  5. “Pre-paid” College: Is it Worth the Investment?

    College Students Chatting in Hallway“Pre-paid” college usually takes the form of pre-paid 529 plans, which are tax-advantaged plans that enable families to lock-in the cost of college at the time that they purchase the plan. Considering that every year the cost of college rises about 2 percent to 3 percent, pre-paid college can be a worthwhile option to consider.

    Disadvantages to traditional pre-paid college plans include a lack of flexibility in the way the money can be used.
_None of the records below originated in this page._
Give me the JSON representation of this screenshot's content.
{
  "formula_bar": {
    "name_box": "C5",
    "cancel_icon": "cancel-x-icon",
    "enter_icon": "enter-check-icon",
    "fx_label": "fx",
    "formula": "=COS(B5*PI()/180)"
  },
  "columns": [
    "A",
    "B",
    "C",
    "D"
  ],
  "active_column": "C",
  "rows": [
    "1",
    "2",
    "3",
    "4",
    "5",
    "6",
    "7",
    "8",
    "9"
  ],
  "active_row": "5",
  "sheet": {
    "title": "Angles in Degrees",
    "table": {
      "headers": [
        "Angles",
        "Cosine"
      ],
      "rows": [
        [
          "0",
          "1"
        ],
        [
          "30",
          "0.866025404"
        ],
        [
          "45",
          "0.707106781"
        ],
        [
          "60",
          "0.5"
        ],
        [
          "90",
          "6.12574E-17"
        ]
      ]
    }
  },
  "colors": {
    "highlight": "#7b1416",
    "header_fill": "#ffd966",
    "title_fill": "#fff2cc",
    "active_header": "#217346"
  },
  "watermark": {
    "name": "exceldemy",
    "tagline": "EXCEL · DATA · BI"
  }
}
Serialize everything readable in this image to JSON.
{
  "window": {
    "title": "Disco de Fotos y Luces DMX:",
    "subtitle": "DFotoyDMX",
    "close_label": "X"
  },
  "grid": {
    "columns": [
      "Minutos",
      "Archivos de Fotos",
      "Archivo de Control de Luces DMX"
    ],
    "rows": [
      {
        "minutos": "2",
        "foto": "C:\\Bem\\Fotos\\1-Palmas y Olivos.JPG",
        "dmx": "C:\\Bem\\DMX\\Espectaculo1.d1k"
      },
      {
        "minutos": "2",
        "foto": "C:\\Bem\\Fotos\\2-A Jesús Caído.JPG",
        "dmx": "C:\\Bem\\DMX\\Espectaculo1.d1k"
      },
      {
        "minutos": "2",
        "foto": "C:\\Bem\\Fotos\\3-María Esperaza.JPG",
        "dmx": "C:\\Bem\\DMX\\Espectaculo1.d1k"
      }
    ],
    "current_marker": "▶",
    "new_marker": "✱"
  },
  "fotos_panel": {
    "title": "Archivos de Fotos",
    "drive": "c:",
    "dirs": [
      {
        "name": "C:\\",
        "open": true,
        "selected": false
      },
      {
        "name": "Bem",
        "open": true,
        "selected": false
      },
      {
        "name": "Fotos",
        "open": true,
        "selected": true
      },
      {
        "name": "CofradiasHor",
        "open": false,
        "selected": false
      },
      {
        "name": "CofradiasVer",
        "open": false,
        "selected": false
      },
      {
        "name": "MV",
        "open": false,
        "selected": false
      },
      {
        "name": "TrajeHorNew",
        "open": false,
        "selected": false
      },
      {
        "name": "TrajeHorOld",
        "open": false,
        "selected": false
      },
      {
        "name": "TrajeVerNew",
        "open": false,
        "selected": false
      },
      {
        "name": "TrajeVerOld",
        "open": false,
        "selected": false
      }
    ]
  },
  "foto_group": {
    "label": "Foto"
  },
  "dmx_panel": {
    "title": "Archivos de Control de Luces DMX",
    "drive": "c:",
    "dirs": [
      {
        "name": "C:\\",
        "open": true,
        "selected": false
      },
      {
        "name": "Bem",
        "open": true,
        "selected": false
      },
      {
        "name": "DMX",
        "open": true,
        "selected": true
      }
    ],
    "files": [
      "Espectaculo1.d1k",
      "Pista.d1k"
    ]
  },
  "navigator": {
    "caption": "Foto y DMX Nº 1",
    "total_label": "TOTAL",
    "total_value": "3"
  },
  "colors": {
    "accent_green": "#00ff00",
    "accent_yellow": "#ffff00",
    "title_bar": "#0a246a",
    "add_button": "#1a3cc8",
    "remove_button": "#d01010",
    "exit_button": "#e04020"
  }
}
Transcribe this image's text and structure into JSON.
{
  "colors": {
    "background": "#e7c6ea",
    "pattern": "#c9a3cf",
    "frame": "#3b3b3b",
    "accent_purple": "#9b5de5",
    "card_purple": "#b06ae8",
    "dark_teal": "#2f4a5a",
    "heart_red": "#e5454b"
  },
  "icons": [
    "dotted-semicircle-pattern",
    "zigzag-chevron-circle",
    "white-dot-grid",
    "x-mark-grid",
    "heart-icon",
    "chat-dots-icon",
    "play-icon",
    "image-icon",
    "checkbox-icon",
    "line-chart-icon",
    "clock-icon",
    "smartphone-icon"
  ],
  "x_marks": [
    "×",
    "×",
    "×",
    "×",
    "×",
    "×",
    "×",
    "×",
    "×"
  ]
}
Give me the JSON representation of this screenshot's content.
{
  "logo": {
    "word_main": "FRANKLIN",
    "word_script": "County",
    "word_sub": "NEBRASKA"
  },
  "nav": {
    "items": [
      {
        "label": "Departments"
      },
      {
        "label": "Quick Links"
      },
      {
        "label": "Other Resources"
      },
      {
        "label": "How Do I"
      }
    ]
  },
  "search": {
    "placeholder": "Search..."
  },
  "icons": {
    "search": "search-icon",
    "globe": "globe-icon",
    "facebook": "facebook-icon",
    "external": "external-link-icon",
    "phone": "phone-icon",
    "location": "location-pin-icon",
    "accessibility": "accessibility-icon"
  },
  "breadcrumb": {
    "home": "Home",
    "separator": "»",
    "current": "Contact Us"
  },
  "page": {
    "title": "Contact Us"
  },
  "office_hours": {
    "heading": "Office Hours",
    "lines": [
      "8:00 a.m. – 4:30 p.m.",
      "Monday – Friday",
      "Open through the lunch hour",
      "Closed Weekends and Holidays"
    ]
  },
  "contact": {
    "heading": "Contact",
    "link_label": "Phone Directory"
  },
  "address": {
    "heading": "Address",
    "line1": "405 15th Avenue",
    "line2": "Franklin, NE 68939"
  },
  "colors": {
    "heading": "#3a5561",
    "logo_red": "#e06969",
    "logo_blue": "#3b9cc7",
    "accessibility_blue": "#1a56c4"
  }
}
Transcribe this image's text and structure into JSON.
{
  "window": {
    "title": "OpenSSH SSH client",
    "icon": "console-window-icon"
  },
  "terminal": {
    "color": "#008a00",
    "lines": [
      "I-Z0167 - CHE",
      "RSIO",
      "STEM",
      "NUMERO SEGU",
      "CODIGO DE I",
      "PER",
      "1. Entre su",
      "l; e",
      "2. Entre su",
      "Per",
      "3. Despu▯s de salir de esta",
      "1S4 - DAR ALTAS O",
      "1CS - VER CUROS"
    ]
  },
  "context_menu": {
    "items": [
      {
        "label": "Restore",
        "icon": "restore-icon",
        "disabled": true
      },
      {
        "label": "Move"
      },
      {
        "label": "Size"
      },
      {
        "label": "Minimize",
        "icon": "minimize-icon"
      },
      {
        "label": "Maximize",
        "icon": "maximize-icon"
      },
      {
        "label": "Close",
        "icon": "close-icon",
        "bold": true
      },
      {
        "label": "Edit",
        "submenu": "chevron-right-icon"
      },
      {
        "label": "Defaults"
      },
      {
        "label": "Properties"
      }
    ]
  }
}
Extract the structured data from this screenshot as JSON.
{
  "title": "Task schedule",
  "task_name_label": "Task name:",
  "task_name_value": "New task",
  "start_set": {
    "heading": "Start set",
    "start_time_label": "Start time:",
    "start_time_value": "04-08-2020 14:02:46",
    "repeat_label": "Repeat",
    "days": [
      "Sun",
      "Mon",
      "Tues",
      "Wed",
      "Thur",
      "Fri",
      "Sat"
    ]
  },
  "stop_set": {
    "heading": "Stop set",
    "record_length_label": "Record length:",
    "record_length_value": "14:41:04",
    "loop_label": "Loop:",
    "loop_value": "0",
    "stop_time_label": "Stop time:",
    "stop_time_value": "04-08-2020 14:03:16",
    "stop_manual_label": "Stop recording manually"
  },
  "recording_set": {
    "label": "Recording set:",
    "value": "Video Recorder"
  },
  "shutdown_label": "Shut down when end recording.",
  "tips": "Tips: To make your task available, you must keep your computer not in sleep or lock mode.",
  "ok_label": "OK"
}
    Most 529 prepaid college plans are administered by individual states, and they differ somewhat from state-to-state. Although you can often transfer pre-paid tuition credits from state-to-state, fees do apply, and can add up. For this reason, the biggest saving is when your child attends college in the state where the plan was purchased and administered.